One night I got home from work and tried to switch on the lights. The electricity was out. As I got in to the kitchen I heard a sharp hiss and the smell of gas. The gas oven was running and the back was door open, the door handle broken. I woke Peter my security guard from the annexe and asked him what had happened; he said that it looked like someone had broken in to the bungalow as he had seen someone go off with a t shirt I had hanging on a line.
I sometimes felt I should have been a little firmer with Peter, because of my foolish inability to put my foot down and introduce an element of familiarity, he had become a little lackadaisical. I joined the pitiful ranks of people who think management ends at 5 pm and develop a mournful incompetence for household staff management. These are the people who suffer “guard problems”.
Peter was a top bloke; he was lovely but incompetent. He was so good many things but keeping the house secure? No, not so much.
When I heard the issues some of my friends were having with their security, I started to count my blessings. Emma, who worked in the Dutch embassy, returned one afternoon, walking through the garden of her house in Kiyovu, through the palms and bamboo to find Emile, her guard missing. She sat on the verandah with a drink wondering where he was, then suddenly the long grass in her front garden started to move. She feared an animal in there, a mouse or a lizard; Emile rose, rubbing his eyes after a cat nap.
Then there was Mel, a fellow volunteer, who lived in a shared house close to Kimironko market where under its huge tin roof you could haggle deals on all sorts of things, sweet potatoes, peppers, calf-hide drums and colourful bolts of Tanzanian cloth. She came home to find a queue of people on her garden path, each person was holding an empty yellow plastic jerry can. Those leaving had filled jerry cans on their heads. What was going on? At the head of the queue was her guard beside the garden tap filling up the cans and charging money for them.

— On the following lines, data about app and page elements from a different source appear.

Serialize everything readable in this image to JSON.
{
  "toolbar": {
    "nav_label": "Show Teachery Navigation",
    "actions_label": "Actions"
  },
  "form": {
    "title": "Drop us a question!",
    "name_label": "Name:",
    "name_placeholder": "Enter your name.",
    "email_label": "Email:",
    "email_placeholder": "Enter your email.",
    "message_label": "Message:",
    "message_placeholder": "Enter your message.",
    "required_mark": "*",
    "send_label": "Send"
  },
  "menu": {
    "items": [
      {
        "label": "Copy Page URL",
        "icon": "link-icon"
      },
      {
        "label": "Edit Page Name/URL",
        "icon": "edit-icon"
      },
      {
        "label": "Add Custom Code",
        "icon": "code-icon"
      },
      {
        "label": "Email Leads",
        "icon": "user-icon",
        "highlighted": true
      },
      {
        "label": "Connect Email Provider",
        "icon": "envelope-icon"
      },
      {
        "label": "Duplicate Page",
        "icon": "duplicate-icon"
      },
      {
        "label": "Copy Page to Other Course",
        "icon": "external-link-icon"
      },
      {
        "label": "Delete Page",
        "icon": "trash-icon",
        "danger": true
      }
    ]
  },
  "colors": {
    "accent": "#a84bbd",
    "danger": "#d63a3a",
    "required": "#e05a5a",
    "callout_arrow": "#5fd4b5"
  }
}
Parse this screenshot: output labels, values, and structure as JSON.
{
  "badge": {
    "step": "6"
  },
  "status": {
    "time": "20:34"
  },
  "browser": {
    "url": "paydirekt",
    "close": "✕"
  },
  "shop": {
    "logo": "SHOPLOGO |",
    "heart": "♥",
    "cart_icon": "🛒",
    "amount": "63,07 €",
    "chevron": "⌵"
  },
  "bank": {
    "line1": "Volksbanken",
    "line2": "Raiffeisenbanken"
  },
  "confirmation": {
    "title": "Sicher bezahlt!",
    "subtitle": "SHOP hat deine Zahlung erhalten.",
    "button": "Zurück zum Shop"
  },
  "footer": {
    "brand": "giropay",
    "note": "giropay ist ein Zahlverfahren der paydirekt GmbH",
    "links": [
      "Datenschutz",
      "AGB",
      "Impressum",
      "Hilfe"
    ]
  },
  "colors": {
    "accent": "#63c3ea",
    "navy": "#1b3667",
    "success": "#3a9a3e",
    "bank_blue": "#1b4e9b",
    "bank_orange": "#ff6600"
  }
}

When they exchanged glances, an enlightened smile filled her face. His game was up and the water bills came down.
Taylor, an American from Boston and thoroughly decent chap, worked for the Clinton Foundation that gave him a huge house and, at the end of his drive, a little guardhouse for his guard Gregoire, one of those old-school security guards who wore khaki uniforms and saluted random passing cars because it made him look official.
One Saturday night Taylor had organised a barbecue, invited 100 people and filled his bath with ice and beers and employed a maid who served plates of goat-meat brochettes slow cooked on charcoal fire.
Gregoire was a cunning fox. When we waited to come inside the compound he asked for our names, wrote them down in a school exercise book and, with an air of officialdom, charged us 1,000 francs each (£1) for entry to Taylor’s party.
“I ain’t paying to get in to Taylors house,” said one American in front of us storming off in a huff. It was indeed strange because Taylor was a thoroughly nice fellow, benevolent, not the sort to make a quick buck from his friends. I paid anyway and went in (what’s a quid on a Saturday night?)
During the course of the evening I dropped in to a conversation with Taylor that his guard was charging people to enter. He slammed down his bottle of Primus, kicked off his flip flops, shouted “Man, I’m gonna kill him,” and ran downstairs.
A few seconds later party-goers heard him shouting:
“DO NOT EVER CHARGE MY GUESTS FOR ENTRY AGAIN. EVER. IS THAT CLEAR?”
When it came to keeping fit, pumping the weights he made from filling powder milk tins with concrete, finding alternative bars (which I suspected were just peoples’ front rooms with some extra tables), telling the time by looking at the sun, or just making me laugh, Peter was great to be around. He was just too laid back to be a good security guard but he was a good guy at heart and that’s what counted. Perspective gives you a great reality check.